(Source material)
##########
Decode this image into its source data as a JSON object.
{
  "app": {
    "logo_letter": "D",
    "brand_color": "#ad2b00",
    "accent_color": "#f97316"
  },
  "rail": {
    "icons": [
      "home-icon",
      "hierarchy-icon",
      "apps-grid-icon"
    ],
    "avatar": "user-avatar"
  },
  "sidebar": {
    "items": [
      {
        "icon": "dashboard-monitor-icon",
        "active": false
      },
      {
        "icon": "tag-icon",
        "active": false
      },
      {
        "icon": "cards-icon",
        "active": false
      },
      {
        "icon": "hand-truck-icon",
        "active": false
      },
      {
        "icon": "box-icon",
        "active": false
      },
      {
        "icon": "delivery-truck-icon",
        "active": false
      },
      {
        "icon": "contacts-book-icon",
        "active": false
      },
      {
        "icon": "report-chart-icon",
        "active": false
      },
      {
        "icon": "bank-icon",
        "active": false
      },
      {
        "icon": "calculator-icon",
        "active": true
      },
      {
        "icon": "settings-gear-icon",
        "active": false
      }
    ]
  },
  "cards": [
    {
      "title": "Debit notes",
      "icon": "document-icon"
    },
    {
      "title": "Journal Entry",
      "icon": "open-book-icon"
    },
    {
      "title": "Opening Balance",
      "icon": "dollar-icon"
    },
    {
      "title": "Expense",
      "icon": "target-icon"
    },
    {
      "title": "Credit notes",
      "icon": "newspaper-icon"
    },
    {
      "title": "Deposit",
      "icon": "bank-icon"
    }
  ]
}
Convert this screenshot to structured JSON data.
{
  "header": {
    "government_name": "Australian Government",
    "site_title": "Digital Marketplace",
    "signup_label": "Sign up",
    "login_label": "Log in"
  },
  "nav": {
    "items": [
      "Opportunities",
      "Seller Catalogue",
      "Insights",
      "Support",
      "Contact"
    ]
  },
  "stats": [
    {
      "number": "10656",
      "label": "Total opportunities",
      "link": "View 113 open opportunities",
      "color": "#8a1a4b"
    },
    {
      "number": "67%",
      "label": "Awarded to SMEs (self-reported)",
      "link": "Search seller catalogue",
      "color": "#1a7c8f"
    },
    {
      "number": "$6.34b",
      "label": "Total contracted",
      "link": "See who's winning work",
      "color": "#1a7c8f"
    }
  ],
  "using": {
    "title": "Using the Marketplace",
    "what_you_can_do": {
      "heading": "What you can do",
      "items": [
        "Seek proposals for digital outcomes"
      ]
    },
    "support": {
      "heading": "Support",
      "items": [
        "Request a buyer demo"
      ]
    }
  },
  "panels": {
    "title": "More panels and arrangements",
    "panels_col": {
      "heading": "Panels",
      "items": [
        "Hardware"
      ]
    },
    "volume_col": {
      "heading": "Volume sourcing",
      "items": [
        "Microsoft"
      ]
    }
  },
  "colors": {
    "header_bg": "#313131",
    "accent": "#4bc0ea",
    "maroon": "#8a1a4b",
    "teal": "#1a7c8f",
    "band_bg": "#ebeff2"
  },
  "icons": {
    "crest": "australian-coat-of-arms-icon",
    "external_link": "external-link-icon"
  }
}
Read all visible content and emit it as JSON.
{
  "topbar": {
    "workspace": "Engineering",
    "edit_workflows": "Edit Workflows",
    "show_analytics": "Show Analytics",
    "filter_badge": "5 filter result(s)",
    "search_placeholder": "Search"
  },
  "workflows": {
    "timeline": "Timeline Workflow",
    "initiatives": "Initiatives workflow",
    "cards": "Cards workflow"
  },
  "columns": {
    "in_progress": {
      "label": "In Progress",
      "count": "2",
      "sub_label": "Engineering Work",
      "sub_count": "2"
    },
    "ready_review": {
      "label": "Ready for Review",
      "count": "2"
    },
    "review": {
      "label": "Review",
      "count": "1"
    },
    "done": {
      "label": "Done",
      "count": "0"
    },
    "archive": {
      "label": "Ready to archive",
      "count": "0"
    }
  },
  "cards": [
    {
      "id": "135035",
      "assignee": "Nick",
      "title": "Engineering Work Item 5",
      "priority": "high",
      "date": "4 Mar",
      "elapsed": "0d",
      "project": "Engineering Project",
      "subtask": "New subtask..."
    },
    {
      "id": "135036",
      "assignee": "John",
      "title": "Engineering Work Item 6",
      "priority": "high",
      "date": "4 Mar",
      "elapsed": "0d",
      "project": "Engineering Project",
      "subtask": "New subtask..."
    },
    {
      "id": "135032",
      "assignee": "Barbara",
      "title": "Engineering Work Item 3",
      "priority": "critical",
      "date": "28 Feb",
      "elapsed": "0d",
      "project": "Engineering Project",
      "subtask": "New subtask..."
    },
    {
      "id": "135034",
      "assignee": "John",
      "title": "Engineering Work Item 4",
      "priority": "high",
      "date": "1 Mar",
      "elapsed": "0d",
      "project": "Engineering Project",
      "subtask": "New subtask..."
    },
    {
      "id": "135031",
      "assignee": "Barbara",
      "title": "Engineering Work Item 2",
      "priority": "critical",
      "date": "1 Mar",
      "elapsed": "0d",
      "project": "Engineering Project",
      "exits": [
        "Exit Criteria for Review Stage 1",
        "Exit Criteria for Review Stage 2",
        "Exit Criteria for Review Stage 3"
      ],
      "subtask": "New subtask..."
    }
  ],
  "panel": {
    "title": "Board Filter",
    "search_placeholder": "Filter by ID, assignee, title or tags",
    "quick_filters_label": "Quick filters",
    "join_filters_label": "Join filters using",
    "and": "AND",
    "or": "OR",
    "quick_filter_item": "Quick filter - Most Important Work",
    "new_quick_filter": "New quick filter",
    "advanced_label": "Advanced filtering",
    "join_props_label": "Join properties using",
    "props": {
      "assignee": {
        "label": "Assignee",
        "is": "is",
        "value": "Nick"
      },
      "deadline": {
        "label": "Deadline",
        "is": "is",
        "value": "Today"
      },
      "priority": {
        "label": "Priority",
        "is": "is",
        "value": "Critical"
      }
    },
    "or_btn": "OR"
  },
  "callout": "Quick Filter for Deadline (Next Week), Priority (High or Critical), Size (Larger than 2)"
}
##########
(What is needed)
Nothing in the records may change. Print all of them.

(Response to this exercise)
Decode this image into its source data as a JSON object.
{
  "app": {
    "logo_letter": "D",
    "brand_color": "#ad2b00",
    "accent_color": "#f97316"
  },
  "rail": {
    "icons": [
      "home-icon",
      "hierarchy-icon",
      "apps-grid-icon"
    ],
    "avatar": "user-avatar"
  },
  "sidebar": {
    "items": [
      {
        "icon": "dashboard-monitor-icon",
        "active": false
      },
      {
        "icon": "tag-icon",
        "active": false
      },
      {
        "icon": "cards-icon",
        "active": false
      },
      {
        "icon": "hand-truck-icon",
        "active": false
      },
      {
        "icon": "box-icon",
        "active": false
      },
      {
        "icon": "delivery-truck-icon",
        "active": false
      },
      {
        "icon": "contacts-book-icon",
        "active": false
      },
      {
        "icon": "report-chart-icon",
        "active": false
      },
      {
        "icon": "bank-icon",
        "active": false
      },
      {
        "icon": "calculator-icon",
        "active": true
      },
      {
        "icon": "settings-gear-icon",
        "active": false
      }
    ]
  },
  "cards": [
    {
      "title": "Debit notes",
      "icon": "document-icon"
    },
    {
      "title": "Journal Entry",
      "icon": "open-book-icon"
    },
    {
      "title": "Opening Balance",
      "icon": "dollar-icon"
    },
    {
      "title": "Expense",
      "icon": "target-icon"
    },
    {
      "title": "Credit notes",
      "icon": "newspaper-icon"
    },
    {
      "title": "Deposit",
      "icon": "bank-icon"
    }
  ]
}
Convert this screenshot to structured JSON data.
{
  "header": {
    "government_name": "Australian Government",
    "site_title": "Digital Marketplace",
    "signup_label": "Sign up",
    "login_label": "Log in"
  },
  "nav": {
    "items": [
      "Opportunities",
      "Seller Catalogue",
      "Insights",
      "Support",
      "Contact"
    ]
  },
  "stats": [
    {
      "number": "10656",
      "label": "Total opportunities",
      "link": "View 113 open opportunities",
      "color": "#8a1a4b"
    },
    {
      "number": "67%",
      "label": "Awarded to SMEs (self-reported)",
      "link": "Search seller catalogue",
      "color": "#1a7c8f"
    },
    {
      "number": "$6.34b",
      "label": "Total contracted",
      "link": "See who's winning work",
      "color": "#1a7c8f"
    }
  ],
  "using": {
    "title": "Using the Marketplace",
    "what_you_can_do": {
      "heading": "What you can do",
      "items": [
        "Seek proposals for digital outcomes"
      ]
    },
    "support": {
      "heading": "Support",
      "items": [
        "Request a buyer demo"
      ]
    }
  },
  "panels": {
    "title": "More panels and arrangements",
    "panels_col": {
      "heading": "Panels",
      "items": [
        "Hardware"
      ]
    },
    "volume_col": {
      "heading": "Volume sourcing",
      "items": [
        "Microsoft"
      ]
    }
  },
  "colors": {
    "header_bg": "#313131",
    "accent": "#4bc0ea",
    "maroon": "#8a1a4b",
    "teal": "#1a7c8f",
    "band_bg": "#ebeff2"
  },
  "icons": {
    "crest": "australian-coat-of-arms-icon",
    "external_link": "external-link-icon"
  }
}
Read all visible content and emit it as JSON.
{
  "topbar": {
    "workspace": "Engineering",
    "edit_workflows": "Edit Workflows",
    "show_analytics": "Show Analytics",
    "filter_badge": "5 filter result(s)",
    "search_placeholder": "Search"
  },
  "workflows": {
    "timeline": "Timeline Workflow",
    "initiatives": "Initiatives workflow",
    "cards": "Cards workflow"
  },
  "columns": {
    "in_progress": {
      "label": "In Progress",
      "count": "2",
      "sub_label": "Engineering Work",
      "sub_count": "2"
    },
    "ready_review": {
      "label": "Ready for Review",
      "count": "2"
    },
    "review": {
      "label": "Review",
      "count": "1"
    },
    "done": {
      "label": "Done",
      "count": "0"
    },
    "archive": {
      "label": "Ready to archive",
      "count": "0"
    }
  },
  "cards": [
    {
      "id": "135035",
      "assignee": "Nick",
      "title": "Engineering Work Item 5",
      "priority": "high",
      "date": "4 Mar",
      "elapsed": "0d",
      "project": "Engineering Project",
      "subtask": "New subtask..."
    },
    {
      "id": "135036",
      "assignee": "John",
      "title": "Engineering Work Item 6",
      "priority": "high",
      "date": "4 Mar",
      "elapsed": "0d",
      "project": "Engineering Project",
      "subtask": "New subtask..."
    },
    {
      "id": "135032",
      "assignee": "Barbara",
      "title": "Engineering Work Item 3",
      "priority": "critical",
      "date": "28 Feb",
      "elapsed": "0d",
      "project": "Engineering Project",
      "subtask": "New subtask..."
    },
    {
      "id": "135034",
      "assignee": "John",
      "title": "Engineering Work Item 4",
      "priority": "high",
      "date": "1 Mar",
      "elapsed": "0d",
      "project": "Engineering Project",
      "subtask": "New subtask..."
    },
    {
      "id": "135031",
      "assignee": "Barbara",
      "title": "Engineering Work Item 2",
      "priority": "critical",
      "date": "1 Mar",
      "elapsed": "0d",
      "project": "Engineering Project",
      "exits": [
        "Exit Criteria for Review Stage 1",
        "Exit Criteria for Review Stage 2",
        "Exit Criteria for Review Stage 3"
      ],
      "subtask": "New subtask..."
    }
  ],
  "panel": {
    "title": "Board Filter",
    "search_placeholder": "Filter by ID, assignee, title or tags",
    "quick_filters_label": "Quick filters",
    "join_filters_label": "Join filters using",
    "and": "AND",
    "or": "OR",
    "quick_filter_item": "Quick filter - Most Important Work",
    "new_quick_filter": "New quick filter",
    "advanced_label": "Advanced filtering",
    "join_props_label": "Join properties using",
    "props": {
      "assignee": {
        "label": "Assignee",
        "is": "is",
        "value": "Nick"
      },
      "deadline": {
        "label": "Deadline",
        "is": "is",
        "value": "Today"
      },
      "priority": {
        "label": "Priority",
        "is": "is",
        "value": "Critical"
      }
    },
    "or_btn": "OR"
  },
  "callout": "Quick Filter for Deadline (Next Week), Priority (High or Critical), Size (Larger than 2)"
}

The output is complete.